JAZZED OUT AND jacked up on Voodoo, D'Angelo plays the part of the funk soul brother, singing to the swing-out sistas and defiant divas. He conjures Prince, Marvin Gaye, Al Green. He manages to evoke Stevie Wonder and Jimi Hendrix and James Brown, without sounding like a clown. I never knew I liked Prince so much until I heard Voodoo; and for that matter, I didn't know Prince was so fine.
D'Angelo Voodoo (Virgin)
It's hard to be bold and beautiful; it's even harder to pay attention to the music when the artist in question is lip-synching naked, as D'Angelo does in the video that's helped propel Voodoo to the top of the pop charts. About time ladies were getting some for themselves in the form of a bad boy crooner, who moves between musical mystiques as easily as he gets out of his tank top. With falsetto sweet singing and raunchy fast-talking, D'Angelo smacks his lips with a quip: "I'm gonna stick to my guns."
My roommate suggested that this review read: Nice pecs, fantastic abs, beautiful six-pack, and, oh yeah, he sings real nice too. But I said that wouldn't be fair. Because even though I saw more pictures of D'Angelo before I ever heard a lick or a lyric, I don't swoon when Voodoo plays, I shake. Though it's not a dance album, Voodoo grooves harder than anything to touch a Technics turntable in a long time. Feisty riffs populate the disc, with a shiver and a shimmy. Dare I say it: Voodoo is funkier even than "Little Red Corvette" (though not quite as funky as "When Doves Cry" or "Erotic City"). It might be blasphemous to say that the rip-off artist does the Artist better than He does Himself (D'Angelo even took a spelling class from Prince: you becomes U), but Voodoo jams like the Purple one in his prime.

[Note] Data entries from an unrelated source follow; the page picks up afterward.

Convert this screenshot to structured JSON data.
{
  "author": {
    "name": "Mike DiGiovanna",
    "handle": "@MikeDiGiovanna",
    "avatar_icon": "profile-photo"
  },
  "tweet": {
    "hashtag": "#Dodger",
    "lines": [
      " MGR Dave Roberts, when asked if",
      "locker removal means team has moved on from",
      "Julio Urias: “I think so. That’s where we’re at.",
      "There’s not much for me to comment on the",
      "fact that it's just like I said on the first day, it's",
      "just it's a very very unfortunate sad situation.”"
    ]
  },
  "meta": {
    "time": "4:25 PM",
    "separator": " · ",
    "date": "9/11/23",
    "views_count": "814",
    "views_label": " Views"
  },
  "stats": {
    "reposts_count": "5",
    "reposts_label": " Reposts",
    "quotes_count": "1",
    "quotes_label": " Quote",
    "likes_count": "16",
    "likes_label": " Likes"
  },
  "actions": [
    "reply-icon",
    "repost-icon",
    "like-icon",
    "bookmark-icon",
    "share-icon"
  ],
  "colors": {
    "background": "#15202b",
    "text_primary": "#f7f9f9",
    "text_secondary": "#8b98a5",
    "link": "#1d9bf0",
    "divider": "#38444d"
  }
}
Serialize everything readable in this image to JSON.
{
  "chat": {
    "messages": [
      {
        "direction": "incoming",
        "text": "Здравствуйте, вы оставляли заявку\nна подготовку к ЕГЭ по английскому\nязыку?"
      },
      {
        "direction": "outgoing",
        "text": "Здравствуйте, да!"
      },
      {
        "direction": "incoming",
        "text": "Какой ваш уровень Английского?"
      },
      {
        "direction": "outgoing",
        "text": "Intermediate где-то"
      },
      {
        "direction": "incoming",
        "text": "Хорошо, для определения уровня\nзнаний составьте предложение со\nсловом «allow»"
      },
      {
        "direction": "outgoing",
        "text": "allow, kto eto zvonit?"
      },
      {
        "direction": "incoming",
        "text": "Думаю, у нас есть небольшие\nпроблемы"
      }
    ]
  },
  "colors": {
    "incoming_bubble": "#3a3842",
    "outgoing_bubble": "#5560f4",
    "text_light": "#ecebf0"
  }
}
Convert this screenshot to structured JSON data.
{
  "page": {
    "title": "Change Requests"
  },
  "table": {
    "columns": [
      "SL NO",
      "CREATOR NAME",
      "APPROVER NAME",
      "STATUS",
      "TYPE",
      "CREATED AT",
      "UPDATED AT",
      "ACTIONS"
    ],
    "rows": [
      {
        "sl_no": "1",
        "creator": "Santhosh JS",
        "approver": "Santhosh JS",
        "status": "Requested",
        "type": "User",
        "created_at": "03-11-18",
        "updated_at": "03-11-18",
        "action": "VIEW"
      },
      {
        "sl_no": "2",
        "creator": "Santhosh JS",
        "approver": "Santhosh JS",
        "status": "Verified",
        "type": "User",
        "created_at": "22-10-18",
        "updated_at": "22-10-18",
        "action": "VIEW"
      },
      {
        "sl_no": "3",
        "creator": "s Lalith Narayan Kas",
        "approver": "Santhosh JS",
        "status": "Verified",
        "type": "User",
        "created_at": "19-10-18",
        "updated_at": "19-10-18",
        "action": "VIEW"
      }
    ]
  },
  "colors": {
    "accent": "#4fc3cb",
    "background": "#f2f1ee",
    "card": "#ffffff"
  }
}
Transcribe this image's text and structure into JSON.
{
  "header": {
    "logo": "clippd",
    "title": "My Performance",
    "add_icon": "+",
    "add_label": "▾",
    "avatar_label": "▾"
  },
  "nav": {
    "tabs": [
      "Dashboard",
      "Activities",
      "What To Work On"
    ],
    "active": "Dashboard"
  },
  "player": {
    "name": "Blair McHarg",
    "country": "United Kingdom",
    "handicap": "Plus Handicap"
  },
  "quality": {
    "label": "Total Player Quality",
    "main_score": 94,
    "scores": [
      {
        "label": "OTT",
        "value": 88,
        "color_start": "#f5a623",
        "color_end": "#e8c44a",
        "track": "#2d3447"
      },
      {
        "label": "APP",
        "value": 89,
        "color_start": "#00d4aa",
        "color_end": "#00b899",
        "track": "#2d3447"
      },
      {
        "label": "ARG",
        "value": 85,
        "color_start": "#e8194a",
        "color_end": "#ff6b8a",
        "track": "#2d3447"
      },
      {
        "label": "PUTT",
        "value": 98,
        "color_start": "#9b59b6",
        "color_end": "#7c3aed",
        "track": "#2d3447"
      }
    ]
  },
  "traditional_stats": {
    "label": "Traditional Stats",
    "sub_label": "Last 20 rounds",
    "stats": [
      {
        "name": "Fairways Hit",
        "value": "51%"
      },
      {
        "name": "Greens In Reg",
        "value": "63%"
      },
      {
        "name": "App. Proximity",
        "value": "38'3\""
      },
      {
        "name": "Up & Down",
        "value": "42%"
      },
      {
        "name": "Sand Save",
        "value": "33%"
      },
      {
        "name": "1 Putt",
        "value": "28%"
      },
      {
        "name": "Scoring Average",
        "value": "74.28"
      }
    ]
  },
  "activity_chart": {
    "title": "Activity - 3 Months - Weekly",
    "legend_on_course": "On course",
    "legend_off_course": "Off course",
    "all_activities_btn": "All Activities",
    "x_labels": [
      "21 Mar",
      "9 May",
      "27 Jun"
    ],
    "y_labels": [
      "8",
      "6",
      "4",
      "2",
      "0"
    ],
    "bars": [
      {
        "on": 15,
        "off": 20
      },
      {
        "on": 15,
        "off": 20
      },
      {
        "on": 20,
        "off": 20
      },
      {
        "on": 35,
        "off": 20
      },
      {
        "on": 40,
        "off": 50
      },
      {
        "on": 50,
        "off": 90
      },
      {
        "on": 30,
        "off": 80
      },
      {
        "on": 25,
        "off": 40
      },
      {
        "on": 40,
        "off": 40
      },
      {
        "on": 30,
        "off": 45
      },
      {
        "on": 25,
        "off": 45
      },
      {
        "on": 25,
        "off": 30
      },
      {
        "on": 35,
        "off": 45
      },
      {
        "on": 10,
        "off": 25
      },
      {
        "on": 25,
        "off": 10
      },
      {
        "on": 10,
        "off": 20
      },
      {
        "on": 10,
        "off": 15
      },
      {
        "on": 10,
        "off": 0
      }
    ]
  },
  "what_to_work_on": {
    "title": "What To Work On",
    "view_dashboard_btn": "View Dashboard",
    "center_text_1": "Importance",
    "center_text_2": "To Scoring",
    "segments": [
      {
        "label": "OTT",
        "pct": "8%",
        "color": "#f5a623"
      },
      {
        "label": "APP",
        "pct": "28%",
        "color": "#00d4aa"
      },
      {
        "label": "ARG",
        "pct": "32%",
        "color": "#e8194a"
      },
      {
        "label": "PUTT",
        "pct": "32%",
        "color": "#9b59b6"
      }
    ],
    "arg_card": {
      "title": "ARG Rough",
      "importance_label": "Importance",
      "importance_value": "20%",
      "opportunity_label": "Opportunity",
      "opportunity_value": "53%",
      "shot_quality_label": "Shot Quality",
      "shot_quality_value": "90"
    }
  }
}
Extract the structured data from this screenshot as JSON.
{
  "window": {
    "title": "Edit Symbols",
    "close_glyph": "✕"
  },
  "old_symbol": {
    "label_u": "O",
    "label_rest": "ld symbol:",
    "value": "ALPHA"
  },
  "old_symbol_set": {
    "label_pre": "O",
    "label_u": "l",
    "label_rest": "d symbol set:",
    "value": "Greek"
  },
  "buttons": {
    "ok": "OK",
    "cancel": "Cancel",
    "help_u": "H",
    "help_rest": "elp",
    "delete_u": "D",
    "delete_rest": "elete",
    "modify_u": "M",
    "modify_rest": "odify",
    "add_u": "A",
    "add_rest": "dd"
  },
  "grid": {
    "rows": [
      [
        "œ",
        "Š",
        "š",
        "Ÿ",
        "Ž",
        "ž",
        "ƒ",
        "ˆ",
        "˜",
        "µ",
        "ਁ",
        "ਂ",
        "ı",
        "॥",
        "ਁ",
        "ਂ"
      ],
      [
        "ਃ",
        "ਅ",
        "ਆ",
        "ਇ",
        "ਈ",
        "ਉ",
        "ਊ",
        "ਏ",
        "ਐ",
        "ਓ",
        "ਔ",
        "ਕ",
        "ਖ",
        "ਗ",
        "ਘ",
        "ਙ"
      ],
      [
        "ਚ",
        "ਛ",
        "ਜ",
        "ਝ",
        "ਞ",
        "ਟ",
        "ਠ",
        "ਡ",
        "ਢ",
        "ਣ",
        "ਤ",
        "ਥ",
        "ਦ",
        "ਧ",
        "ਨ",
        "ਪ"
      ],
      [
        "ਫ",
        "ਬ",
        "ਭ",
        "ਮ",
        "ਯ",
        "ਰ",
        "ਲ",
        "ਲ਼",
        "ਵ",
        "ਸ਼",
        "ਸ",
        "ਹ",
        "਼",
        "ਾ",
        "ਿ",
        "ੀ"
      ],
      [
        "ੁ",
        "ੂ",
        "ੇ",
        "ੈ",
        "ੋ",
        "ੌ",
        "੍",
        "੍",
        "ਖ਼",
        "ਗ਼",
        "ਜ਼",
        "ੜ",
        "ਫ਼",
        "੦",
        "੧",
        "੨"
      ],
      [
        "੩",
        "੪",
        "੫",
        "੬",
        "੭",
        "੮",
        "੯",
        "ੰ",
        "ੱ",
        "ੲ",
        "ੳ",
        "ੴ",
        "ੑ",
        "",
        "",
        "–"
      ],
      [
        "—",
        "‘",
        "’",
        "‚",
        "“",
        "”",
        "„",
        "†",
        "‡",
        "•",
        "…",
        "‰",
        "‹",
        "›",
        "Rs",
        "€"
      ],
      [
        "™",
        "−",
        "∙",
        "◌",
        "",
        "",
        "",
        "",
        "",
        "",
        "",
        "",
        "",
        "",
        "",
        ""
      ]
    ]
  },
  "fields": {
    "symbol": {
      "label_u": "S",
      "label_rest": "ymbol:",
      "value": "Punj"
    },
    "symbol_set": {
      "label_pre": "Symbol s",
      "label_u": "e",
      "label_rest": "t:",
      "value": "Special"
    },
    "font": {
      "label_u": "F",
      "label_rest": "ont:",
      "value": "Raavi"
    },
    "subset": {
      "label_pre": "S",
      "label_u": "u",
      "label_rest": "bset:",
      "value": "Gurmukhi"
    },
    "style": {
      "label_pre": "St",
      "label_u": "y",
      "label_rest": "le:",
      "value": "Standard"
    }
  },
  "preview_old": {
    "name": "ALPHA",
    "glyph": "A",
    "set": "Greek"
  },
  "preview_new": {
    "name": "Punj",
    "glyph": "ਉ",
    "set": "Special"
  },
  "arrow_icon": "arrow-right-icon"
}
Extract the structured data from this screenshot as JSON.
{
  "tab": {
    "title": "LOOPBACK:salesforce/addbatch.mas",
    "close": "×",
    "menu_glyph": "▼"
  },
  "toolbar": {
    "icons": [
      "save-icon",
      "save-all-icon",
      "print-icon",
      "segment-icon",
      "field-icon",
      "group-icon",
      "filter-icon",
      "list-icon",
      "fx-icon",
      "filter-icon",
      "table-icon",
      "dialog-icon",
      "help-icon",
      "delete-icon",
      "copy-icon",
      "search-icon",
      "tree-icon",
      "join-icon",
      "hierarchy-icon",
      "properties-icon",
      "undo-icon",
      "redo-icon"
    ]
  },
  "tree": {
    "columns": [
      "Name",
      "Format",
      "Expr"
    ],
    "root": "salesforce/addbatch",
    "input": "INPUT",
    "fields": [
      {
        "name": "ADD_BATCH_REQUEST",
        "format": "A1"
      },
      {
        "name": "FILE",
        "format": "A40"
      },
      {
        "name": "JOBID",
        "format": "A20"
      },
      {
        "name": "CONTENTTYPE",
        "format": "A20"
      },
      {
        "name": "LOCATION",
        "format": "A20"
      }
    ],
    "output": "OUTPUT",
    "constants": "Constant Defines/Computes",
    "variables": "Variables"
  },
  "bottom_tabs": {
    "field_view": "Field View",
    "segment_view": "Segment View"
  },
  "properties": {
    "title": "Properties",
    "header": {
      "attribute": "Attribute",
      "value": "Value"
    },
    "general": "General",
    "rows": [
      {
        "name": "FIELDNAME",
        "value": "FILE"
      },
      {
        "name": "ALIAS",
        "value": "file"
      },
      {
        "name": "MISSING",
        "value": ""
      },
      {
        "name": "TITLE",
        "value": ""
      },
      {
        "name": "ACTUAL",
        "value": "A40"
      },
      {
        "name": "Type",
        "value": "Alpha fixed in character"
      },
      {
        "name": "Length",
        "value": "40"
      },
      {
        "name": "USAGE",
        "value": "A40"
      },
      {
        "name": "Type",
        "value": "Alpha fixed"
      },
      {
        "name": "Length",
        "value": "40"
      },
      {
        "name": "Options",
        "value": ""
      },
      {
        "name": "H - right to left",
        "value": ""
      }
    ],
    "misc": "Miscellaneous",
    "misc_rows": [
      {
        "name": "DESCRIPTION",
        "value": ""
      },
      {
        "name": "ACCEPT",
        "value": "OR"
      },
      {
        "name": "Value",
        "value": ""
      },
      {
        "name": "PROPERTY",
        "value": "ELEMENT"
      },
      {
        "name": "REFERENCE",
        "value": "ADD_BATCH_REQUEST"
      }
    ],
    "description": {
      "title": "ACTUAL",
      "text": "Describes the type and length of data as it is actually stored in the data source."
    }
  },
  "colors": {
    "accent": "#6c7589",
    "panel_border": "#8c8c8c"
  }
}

Rockin' and rollin' with snippets of syncopation and clever near-rhymes—"Fuck the slice we want the pie," he insists— "Devil's Pie" winds its way around a chunky beat that starts and stops and starts again. Sometimes straightforward, sometimes sincere, always sexy, D'Angelo reinvents himself throughout. Easily shifting between smart-ass and wise man, bodacious loverboy and preacher's son, he shouts and scowls, speaking in tongues, seducing his way all the way home.
Still, comparisons to Al Greene or Marvin Gaye don't hit the bull's eye—those guys were suggestive. The 21st century is a bit more vulgar than that; there's no beating around the bush when D'Angelo offers to "Smack your ass, pull your hair," and "kiss you way down there." Somehow though, he makes raunch seem less raunchy. I don't blush like I do when I hear a rapper talk about his bitches and ho's; D'Angelo's saccharine delivery buys him time and earns him points.
Refreshing, too, is the production—beats stand equal ground with the vocals, a major deviation from the current state of hip-hop and R&B, which favors uninspired music with lackadaisical rapping or singing, bolstered only by a dose of dynamic personality. Crafting memorable moments out of loops and backing vocalists who visit gospel's call-and-response methodology, it only takes one listen before Voodoo etches a secure place in the brain's permanent CD player. I can listen to Voodoo all day long without ever turning it on.
In this way, Voodoo is a pure pop record, though D'Angelo sometimes ignores the standard verse-chorus-verse format in favor of slices and vignettes, offering moods by way of wa-wa pedals, Vocoder-altered vocals, and stuttering breaks. The record's in a state of arrested development: Songs don't evolve, they loop and repeat. But you don't mind because that one tick is just so damn good. (Memo to brain: hit "repeat." Again.)
Not that Voodoo is just one big party in your panties: D'Angelo takes a few minutes to slow down and ride the rhythms. "One Mo' Gin" is introspective and subdued, but not sedate. Backed by a rich chorus, the song becomes more full-bodied and edges toward becoming a classic. It's hypnotizin', mesmerizing, actualizing new skool sensibility with old school soul.